Could you copy out all of the records below exactly, leaving out every picture?

═══

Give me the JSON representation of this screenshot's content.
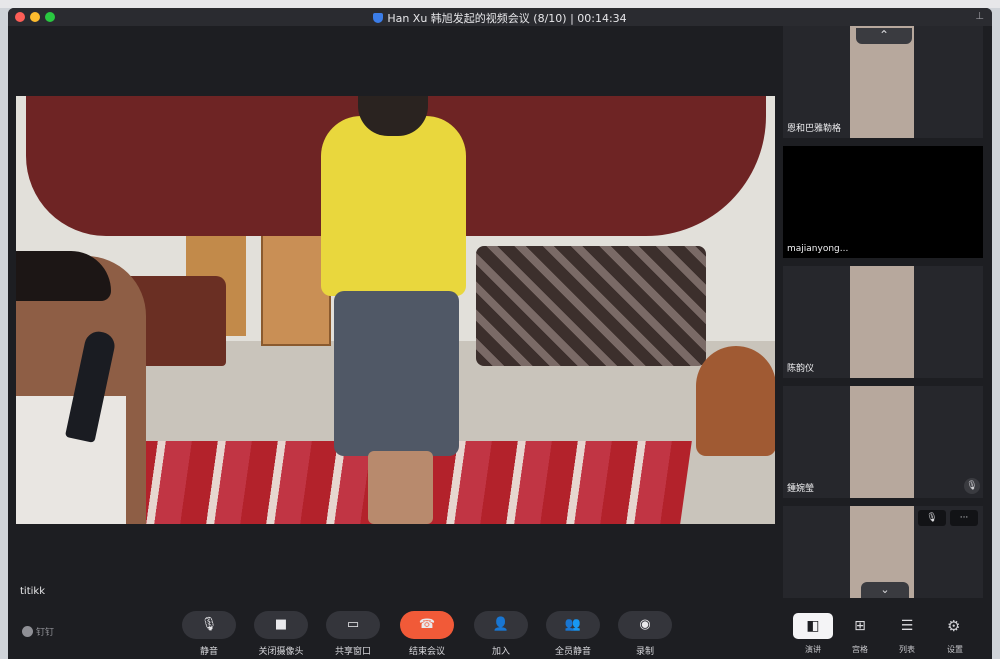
{
  "window": {
    "title": "Han Xu 韩旭发起的视频会议 (8/10) | 00:14:34"
  },
  "main": {
    "speaker_name": "titikk"
  },
  "participants": [
    {
      "name": "恩和巴雅勒格"
    },
    {
      "name": "majianyong..."
    },
    {
      "name": "陈韵仪"
    },
    {
      "name": "鍾婉瑩"
    },
    {
      "name": ""
    }
  ],
  "thumb_controls": {
    "up_arrow": "⌃",
    "down_arrow": "⌄",
    "more": "···"
  },
  "toolbar": {
    "brand": "钉钉",
    "mute": "静音",
    "camera_off": "关闭摄像头",
    "share_window": "共享窗口",
    "end_meeting": "结束会议",
    "add_person": "加入",
    "mute_all": "全员静音",
    "record": "录制",
    "view_speaker": "演讲",
    "view_grid": "宫格",
    "view_list": "列表",
    "settings": "设置"
  },
  "colors": {
    "end_button": "#f15a38",
    "background": "#1d1e22"
  }
}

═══

◆ Answer to this problem:
Give me the JSON representation of this screenshot's content.
{
  "window": {
    "title": "Han Xu 韩旭发起的视频会议 (8/10) | 00:14:34"
  },
  "main": {
    "speaker_name": "titikk"
  },
  "participants": [
    {
      "name": "恩和巴雅勒格"
    },
    {
      "name": "majianyong..."
    },
    {
      "name": "陈韵仪"
    },
    {
      "name": "鍾婉瑩"
    },
    {
      "name": ""
    }
  ],
  "thumb_controls": {
    "up_arrow": "⌃",
    "down_arrow": "⌄",
    "more": "···"
  },
  "toolbar": {
    "brand": "钉钉",
    "mute": "静音",
    "camera_off": "关闭摄像头",
    "share_window": "共享窗口",
    "end_meeting": "结束会议",
    "add_person": "加入",
    "mute_all": "全员静音",
    "record": "录制",
    "view_speaker": "演讲",
    "view_grid": "宫格",
    "view_list": "列表",
    "settings": "设置"
  },
  "colors": {
    "end_button": "#f15a38",
    "background": "#1d1e22"
  }
}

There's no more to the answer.